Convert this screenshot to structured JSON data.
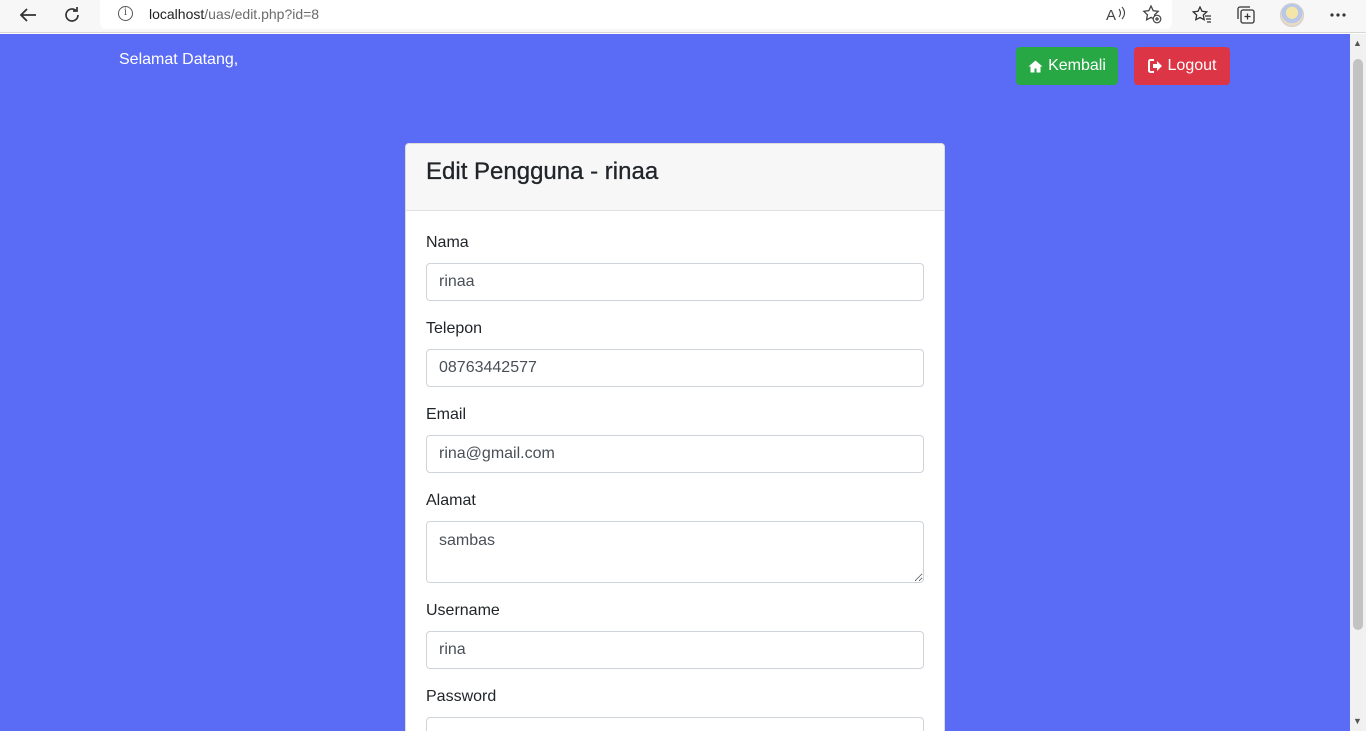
{
  "browser": {
    "url_host": "localhost",
    "url_path": "/uas/edit.php?id=8",
    "icons": [
      "back-arrow-icon",
      "refresh-icon",
      "info-icon",
      "read-aloud-icon",
      "add-favorite-icon",
      "favorites-icon",
      "collections-icon",
      "profile-avatar",
      "more-menu-icon"
    ]
  },
  "header": {
    "welcome": "Selamat Datang,",
    "kembali_label": "Kembali",
    "logout_label": "Logout",
    "colors": {
      "page_bg": "#5a6cf5",
      "success": "#28a745",
      "danger": "#dc3545"
    }
  },
  "card": {
    "title": "Edit Pengguna - rinaa",
    "fields": {
      "nama": {
        "label": "Nama",
        "value": "rinaa"
      },
      "telepon": {
        "label": "Telepon",
        "value": "08763442577"
      },
      "email": {
        "label": "Email",
        "value": "rina@gmail.com"
      },
      "alamat": {
        "label": "Alamat",
        "value": "sambas"
      },
      "username": {
        "label": "Username",
        "value": "rina"
      },
      "password": {
        "label": "Password",
        "value": ""
      }
    }
  }
}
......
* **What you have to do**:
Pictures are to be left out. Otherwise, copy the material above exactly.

* **Your solution**:
Convert this screenshot to structured JSON data.
{
  "browser": {
    "url_host": "localhost",
    "url_path": "/uas/edit.php?id=8",
    "icons": [
      "back-arrow-icon",
      "refresh-icon",
      "info-icon",
      "read-aloud-icon",
      "add-favorite-icon",
      "favorites-icon",
      "collections-icon",
      "profile-avatar",
      "more-menu-icon"
    ]
  },
  "header": {
    "welcome": "Selamat Datang,",
    "kembali_label": "Kembali",
    "logout_label": "Logout",
    "colors": {
      "page_bg": "#5a6cf5",
      "success": "#28a745",
      "danger": "#dc3545"
    }
  },
  "card": {
    "title": "Edit Pengguna - rinaa",
    "fields": {
      "nama": {
        "label": "Nama",
        "value": "rinaa"
      },
      "telepon": {
        "label": "Telepon",
        "value": "08763442577"
      },
      "email": {
        "label": "Email",
        "value": "rina@gmail.com"
      },
      "alamat": {
        "label": "Alamat",
        "value": "sambas"
      },
      "username": {
        "label": "Username",
        "value": "rina"
      },
      "password": {
        "label": "Password",
        "value": ""
      }
    }
  }
}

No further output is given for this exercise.